    • Cliff hangers
    • Formatting outlines
    • How to write the script
  4. Characterisation
    • Writing good characters
    • Building characters and using profiles
    • Character goal setting and motivation
    • Character language
  5. Use of Dialogue and Sound Effects
    • The importance of dialogue
    • Avoiding clichés
    • The important of silence
    • Sound effects and examples
  6. Writing for Internet, TV and Film
    • Time frames
    • Fiction of non-fiction
    • Pacing
    • Sound effects
    • Visuals
    • Writing a spec
    • Writing for online markets
    • Sample online script
  7. Writing for Radio
    • Types of audio scripts
    • Voice
    • Music
    • Sound effects
    • Tone
  8. Writing for Training/Instructional Videos
    • One-person scripts
    • Two-person scripts
    • Sample script with VO (voice over)
    • Multiple-persons script
    • Scene Visuals in training presentations
  9. Writing for Children
    • Fiction/non-fiction hybrids
    • Children's cognitive development
    • Implications for the writer
    • Socialisation
    • Culture
    • Gender, roles, and stereotyping
  10. Writing for Advertising
    • The purpose of advertising
    • Writing and analysing advertisements
    • Summary skills Writing for infomercials
  11. The Business of Script Writing
    • Commercial opportunities
    • Start your own production business
    • Ethical and legal considerations

Each lesson culminates in an assignment which is submitted to the school, marked by the school's tutors and returned to you with any relevant suggestions, comments, and if necessary, extra reading.

Aims

  • Explain what script writing is and its many applications.
  • Describe and compare techniques for plotting the story.
  • Explain how to write the outline of a script and then write the script itself.
  • Explain how to write good characters in your script.
  • Explain the use of dialogue and sound effects in script writing.
  • Explain how to write for the internet, TV and film.
  • Explain how to write for radio.
  • Develop scripts for use in educational programs.
  • Develop scripts for an audience of children.
  • Develop scripts for an audience of children.
  • Develop an understanding of the business of script writing.

Learn to Think of a Script as a Story

Every script involves a story.

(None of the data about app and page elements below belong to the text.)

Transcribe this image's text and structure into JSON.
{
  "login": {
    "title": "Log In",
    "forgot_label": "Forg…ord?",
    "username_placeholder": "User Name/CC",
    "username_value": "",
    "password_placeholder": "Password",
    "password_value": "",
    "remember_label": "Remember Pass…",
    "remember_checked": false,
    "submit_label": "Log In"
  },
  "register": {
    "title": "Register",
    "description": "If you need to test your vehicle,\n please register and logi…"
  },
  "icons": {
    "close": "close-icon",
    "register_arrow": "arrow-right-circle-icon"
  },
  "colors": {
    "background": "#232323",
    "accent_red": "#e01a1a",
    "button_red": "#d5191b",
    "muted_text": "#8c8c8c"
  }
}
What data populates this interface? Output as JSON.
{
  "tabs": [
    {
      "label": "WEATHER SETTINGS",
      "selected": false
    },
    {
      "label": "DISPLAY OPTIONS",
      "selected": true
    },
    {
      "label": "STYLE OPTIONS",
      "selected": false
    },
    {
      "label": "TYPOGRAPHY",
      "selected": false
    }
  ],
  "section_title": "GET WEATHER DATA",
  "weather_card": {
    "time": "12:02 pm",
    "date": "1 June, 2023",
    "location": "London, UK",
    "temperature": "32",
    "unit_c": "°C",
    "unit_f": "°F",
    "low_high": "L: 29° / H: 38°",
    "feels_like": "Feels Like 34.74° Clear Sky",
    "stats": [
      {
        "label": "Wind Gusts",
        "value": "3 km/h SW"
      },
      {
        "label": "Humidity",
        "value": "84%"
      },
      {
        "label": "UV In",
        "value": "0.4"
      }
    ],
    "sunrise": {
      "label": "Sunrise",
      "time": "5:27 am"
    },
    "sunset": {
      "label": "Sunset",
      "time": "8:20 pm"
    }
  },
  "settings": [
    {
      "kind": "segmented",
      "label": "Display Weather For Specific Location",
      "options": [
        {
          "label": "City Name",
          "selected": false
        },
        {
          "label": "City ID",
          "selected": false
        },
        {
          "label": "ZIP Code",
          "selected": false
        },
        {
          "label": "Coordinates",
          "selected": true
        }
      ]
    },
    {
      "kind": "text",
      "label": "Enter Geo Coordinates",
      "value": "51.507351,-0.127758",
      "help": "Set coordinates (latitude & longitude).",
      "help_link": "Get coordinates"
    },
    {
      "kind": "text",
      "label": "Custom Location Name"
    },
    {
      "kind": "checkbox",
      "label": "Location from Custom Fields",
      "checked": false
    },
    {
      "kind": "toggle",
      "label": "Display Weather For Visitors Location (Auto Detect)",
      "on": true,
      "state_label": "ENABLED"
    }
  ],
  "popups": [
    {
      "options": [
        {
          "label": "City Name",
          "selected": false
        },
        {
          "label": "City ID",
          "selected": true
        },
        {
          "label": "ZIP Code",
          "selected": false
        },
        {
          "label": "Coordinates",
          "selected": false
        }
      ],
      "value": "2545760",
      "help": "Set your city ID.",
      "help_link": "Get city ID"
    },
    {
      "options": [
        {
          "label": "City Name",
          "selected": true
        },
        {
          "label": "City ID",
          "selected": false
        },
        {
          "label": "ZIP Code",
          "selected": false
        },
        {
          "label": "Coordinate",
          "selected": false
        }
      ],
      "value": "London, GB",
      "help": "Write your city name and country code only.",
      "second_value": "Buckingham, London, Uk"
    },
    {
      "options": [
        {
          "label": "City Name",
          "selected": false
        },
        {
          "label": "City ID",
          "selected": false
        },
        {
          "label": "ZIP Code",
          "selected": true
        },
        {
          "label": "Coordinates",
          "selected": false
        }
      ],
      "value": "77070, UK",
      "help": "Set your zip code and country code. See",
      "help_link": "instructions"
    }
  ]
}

Stories can either be based upon an existing story (e.g. a novel, true life), while other stories need to be conceived and built from the beginning.

Stories that are based upon something that already exists are often called ‘adaptations’.
Scripts are designed to communicate something. The purpose of that communication may be complex or simple, and direct or abstract. 

  • A short advertisement may be designed to raise awareness of a product and encourage sales.
  • Some scripts are designed with the primary purpose being to educate or inform.
  • Many scripts are intended to entertain.
  • Other scripts may be created with an intention to influence attitudes and perhaps evoke action.
  • Some scripts may have both primary and secondary purposes (e.g. a feature film that conveys a social message).

Stories can be short or long. 

A general rule of thumb is that a typed page of writing will last one minute when being read out.  This is a generalisation, so it is important to check how long it will take, particularly if you are writing to very precise time frames. 

Short scripts may be advertisements, video clips on social media, educational presentations used in a classroom, podcasts on radio, animated cartoon shorts or news items etc. Longer scripts may be movies, television or radio shows and so on.